“The superintendent reached out to those who were feeling alienated, making strides for all to feel included, and created a collaborative process for moving the district forward,” board members wrote.
“I want to thank the entire community for your thoughts and your prayers as I battled cancer,” Caulk said. “My health is great, but just as you prayed for me, I ask that you continue pray for others who are battling this disease, especially our young people who are stricken with cancer.”
Caulk’s evaluation was based on recommended standards from the Kentucky Department of Education and the Kentucky Association of School Administrators.
Board vice chairwoman Amanda Ferguson said the board rated Caulk higher than he rated himself.
Ferguson said Caulk had partnered with the University of Kentucky, Transylvania University, Lexington Fayette Urban County Council, Commerce Lexington, Urban League and the United Way.
In its written evaluation, the board said, “He is the leader that will take our district from ‘good’ to ‘great,’ and we are impressed with his willingness to follow-up and emphasize accountability while equipping and empowering individuals to share leadership and accountability throughout the district.”

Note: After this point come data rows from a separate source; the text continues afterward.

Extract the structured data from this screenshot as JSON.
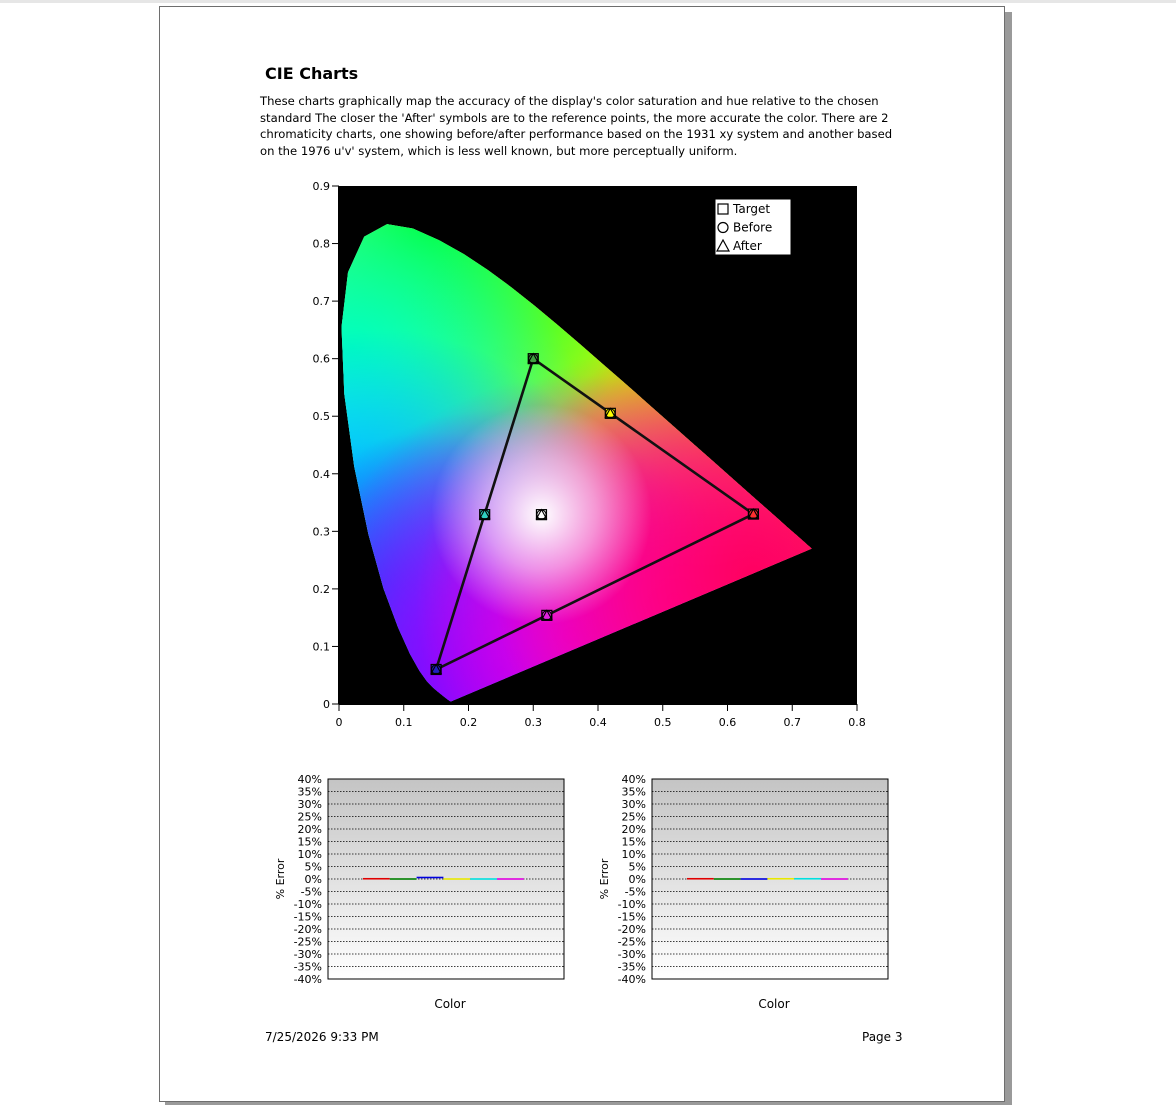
{
  "document": {
    "title": "CIE Charts",
    "description": "These charts graphically map the accuracy of the display's color saturation and hue relative to the chosen standard The closer the 'After' symbols are to the reference points, the more accurate the color. There are 2 chromaticity charts, one showing before/after performance based on the 1931 xy system and another based on the 1976 u'v' system, which is less well known, but more perceptually uniform."
  },
  "footer": {
    "date": "7/25/2026 9:33 PM",
    "page": "Page 3"
  },
  "chart_data": [
    {
      "type": "scatter",
      "xlim": [
        0,
        0.8
      ],
      "ylim": [
        0,
        0.9
      ],
      "x_ticks": [
        "0",
        "0.1",
        "0.2",
        "0.3",
        "0.4",
        "0.5",
        "0.6",
        "0.7",
        "0.8"
      ],
      "y_ticks": [
        "0",
        "0.1",
        "0.2",
        "0.3",
        "0.4",
        "0.5",
        "0.6",
        "0.7",
        "0.8",
        "0.9"
      ],
      "background": "#000000",
      "legend": {
        "placement": "top-right",
        "entries": [
          "Target",
          "Before",
          "After"
        ]
      },
      "gamut_triangle": [
        [
          0.64,
          0.33
        ],
        [
          0.3,
          0.6
        ],
        [
          0.15,
          0.06
        ]
      ],
      "series": [
        {
          "name": "Target",
          "marker": "square",
          "points": [
            {
              "label": "Red",
              "x": 0.64,
              "y": 0.33,
              "color": "#ff3030"
            },
            {
              "label": "Yellow",
              "x": 0.419,
              "y": 0.505,
              "color": "#ffff00"
            },
            {
              "label": "Green",
              "x": 0.3,
              "y": 0.6,
              "color": "#40a040"
            },
            {
              "label": "Cyan",
              "x": 0.225,
              "y": 0.329,
              "color": "#30d0c0"
            },
            {
              "label": "Blue",
              "x": 0.15,
              "y": 0.06,
              "color": "#2020c0"
            },
            {
              "label": "Magenta",
              "x": 0.321,
              "y": 0.154,
              "color": "#e020e0"
            },
            {
              "label": "White",
              "x": 0.3127,
              "y": 0.329,
              "color": "#ffffff"
            }
          ]
        },
        {
          "name": "Before",
          "marker": "circle",
          "points": [
            {
              "label": "Red",
              "x": 0.64,
              "y": 0.33,
              "color": "#ff3030"
            },
            {
              "label": "Yellow",
              "x": 0.419,
              "y": 0.505,
              "color": "#ffff00"
            },
            {
              "label": "Green",
              "x": 0.3,
              "y": 0.6,
              "color": "#40a040"
            },
            {
              "label": "Cyan",
              "x": 0.225,
              "y": 0.329,
              "color": "#30d0c0"
            },
            {
              "label": "Blue",
              "x": 0.15,
              "y": 0.06,
              "color": "#2020c0"
            },
            {
              "label": "Magenta",
              "x": 0.321,
              "y": 0.154,
              "color": "#e020e0"
            },
            {
              "label": "White",
              "x": 0.3127,
              "y": 0.329,
              "color": "#ffffff"
            }
          ]
        },
        {
          "name": "After",
          "marker": "triangle",
          "points": [
            {
              "label": "Red",
              "x": 0.64,
              "y": 0.33,
              "color": "#ff3030"
            },
            {
              "label": "Yellow",
              "x": 0.419,
              "y": 0.505,
              "color": "#ffff00"
            },
            {
              "label": "Green",
              "x": 0.3,
              "y": 0.6,
              "color": "#40a040"
            },
            {
              "label": "Cyan",
              "x": 0.225,
              "y": 0.329,
              "color": "#30d0c0"
            },
            {
              "label": "Blue",
              "x": 0.15,
              "y": 0.06,
              "color": "#2020c0"
            },
            {
              "label": "Magenta",
              "x": 0.321,
              "y": 0.154,
              "color": "#e020e0"
            },
            {
              "label": "White",
              "x": 0.3127,
              "y": 0.329,
              "color": "#ffffff"
            }
          ]
        }
      ]
    },
    {
      "type": "bar",
      "xlabel": "Color",
      "ylabel": "% Error",
      "ylim": [
        -40,
        40
      ],
      "y_ticks": [
        "40%",
        "35%",
        "30%",
        "25%",
        "20%",
        "15%",
        "10%",
        "5%",
        "0%",
        "-5%",
        "-10%",
        "-15%",
        "-20%",
        "-25%",
        "-30%",
        "-35%",
        "-40%"
      ],
      "categories": [
        "Red",
        "Green",
        "Blue",
        "Yellow",
        "Cyan",
        "Magenta"
      ],
      "colors": [
        "#e00000",
        "#008000",
        "#0000e0",
        "#e8e800",
        "#00e0e0",
        "#e000e0"
      ],
      "values": [
        0.1,
        -0.1,
        0.6,
        -0.1,
        0.0,
        -0.1
      ]
    },
    {
      "type": "bar",
      "xlabel": "Color",
      "ylabel": "% Error",
      "ylim": [
        -40,
        40
      ],
      "y_ticks": [
        "40%",
        "35%",
        "30%",
        "25%",
        "20%",
        "15%",
        "10%",
        "5%",
        "0%",
        "-5%",
        "-10%",
        "-15%",
        "-20%",
        "-25%",
        "-30%",
        "-35%",
        "-40%"
      ],
      "categories": [
        "Red",
        "Green",
        "Blue",
        "Yellow",
        "Cyan",
        "Magenta"
      ],
      "colors": [
        "#e00000",
        "#008000",
        "#0000e0",
        "#e8e800",
        "#00e0e0",
        "#e000e0"
      ],
      "values": [
        0.1,
        -0.1,
        -0.6,
        0.1,
        0.1,
        -0.4
      ]
    }
  ]
}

Caulk, who is entering the second year of his four-year contract, was praised for his entry plan. Board members were also impressed with the resulting “Blueprint for Student Success” that outlines 100 strategies to improve outcomes for all students in the 2016-17 school year.

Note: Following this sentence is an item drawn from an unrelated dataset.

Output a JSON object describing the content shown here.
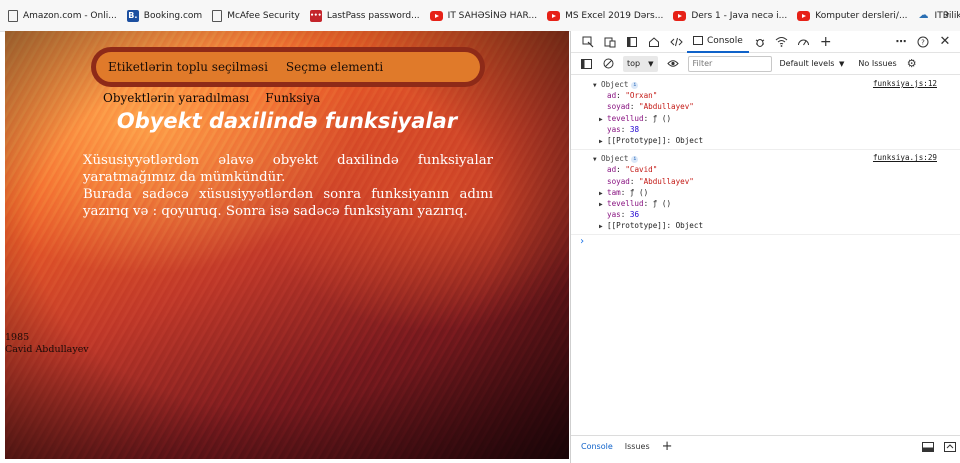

They praised Caulk for clearly defining the district’s dual moral imperatives — to accelerate the achievement of students who are reaching toward proficiency and to move students who have already reached proficiency to global competency.
“One of the things I’m impressed with is, not only are we looking at everything in the blueprint through the view of equity, but also too, your focus on social justice,” said school board member Doug Barnett. “And I wish you would have more leaders who would do that.”
School board members also recognized Caulk’s focus on leadership and staff development, praising him for holding the first-ever Superintendent’s Leadership Institute for principals and districtwide leaders, providing a conference on Professional Learning Communities for teams of educators from each school and for sending school and district leaders to Harvard for training in instructional rounds and school turn-around, a news release said.
“You not only came up with a plan, but really renewed a spirit of hope and pride across the district and community in terms of what we can become,” school board member Daryl Love said. “You have helped inspire our staff members to do more through collaboration in order to create systemic change. Our best days are ahead of us and I’m pleased to partner with you and our board team in the work.”
Caulk’s contract runs through June 2019.
His salary for the 2016-17 school year is $245,016.